When the diode is reverse biased, there is a region at P-N junction having dielectric properties. As you know from the last chapter, this is called the depletion region, as it has a shortage of majority charge carriers. The width of zone depends on many things, including reverse voltage. As long as reverse bias is less than avalanche voltage, varying bias can change the width of depletion region. This results in a change in capacitance of junction. The capacitance, which is quite small, varies inversely with the square root of reverse bias.
Some of the diodes are manufactured especially for the use as variable capacitors. These are varactor diodes. Sometimes you will hear them being called as varicaps. They are made from silicon or gallium arsenide.

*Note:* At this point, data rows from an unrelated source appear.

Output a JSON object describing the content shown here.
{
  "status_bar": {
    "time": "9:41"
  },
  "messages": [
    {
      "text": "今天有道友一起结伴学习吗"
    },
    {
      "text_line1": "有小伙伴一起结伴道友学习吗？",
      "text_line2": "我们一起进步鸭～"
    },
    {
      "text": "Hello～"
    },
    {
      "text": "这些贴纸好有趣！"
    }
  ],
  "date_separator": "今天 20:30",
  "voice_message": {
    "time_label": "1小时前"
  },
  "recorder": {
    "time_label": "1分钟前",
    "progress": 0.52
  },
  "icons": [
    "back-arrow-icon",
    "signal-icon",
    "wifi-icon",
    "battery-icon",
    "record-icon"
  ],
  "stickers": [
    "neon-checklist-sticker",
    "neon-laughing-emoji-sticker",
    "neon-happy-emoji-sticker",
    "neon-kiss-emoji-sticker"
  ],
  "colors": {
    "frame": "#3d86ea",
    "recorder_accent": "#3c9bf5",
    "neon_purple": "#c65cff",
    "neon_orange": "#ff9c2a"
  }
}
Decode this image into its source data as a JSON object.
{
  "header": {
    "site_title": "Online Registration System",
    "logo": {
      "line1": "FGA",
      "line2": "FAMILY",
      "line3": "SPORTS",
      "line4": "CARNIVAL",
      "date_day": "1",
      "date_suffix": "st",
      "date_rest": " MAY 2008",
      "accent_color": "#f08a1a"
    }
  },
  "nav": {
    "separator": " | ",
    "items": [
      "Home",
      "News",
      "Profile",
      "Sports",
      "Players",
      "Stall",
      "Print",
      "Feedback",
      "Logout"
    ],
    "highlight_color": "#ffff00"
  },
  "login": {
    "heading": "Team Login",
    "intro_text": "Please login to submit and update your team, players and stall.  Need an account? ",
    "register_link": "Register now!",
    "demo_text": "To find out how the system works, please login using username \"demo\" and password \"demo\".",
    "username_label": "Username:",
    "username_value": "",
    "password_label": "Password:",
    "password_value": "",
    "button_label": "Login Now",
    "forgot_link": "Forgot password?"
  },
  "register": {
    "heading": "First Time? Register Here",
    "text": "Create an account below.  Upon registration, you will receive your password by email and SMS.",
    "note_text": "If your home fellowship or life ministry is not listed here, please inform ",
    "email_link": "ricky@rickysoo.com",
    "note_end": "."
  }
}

A common use for a varactor diode is in the circuit known as voltage-controlled oscillator (VCO). A voltage tuned circuit, by using a coil and a varactor, is shown in the figure given below. This is a parallel tuned circuit. The fixed capacitor, the value of which is large as compared with that of varactor, serves to keep coil from short circuiting the control voltage across varactor. Notice that symbol for varactor has two lines on cathode side. This is signature of it, so that you know that it is a varactor, and not an ordinary diode.
Figure-- Connection of a varactor diode in a tuned circuit.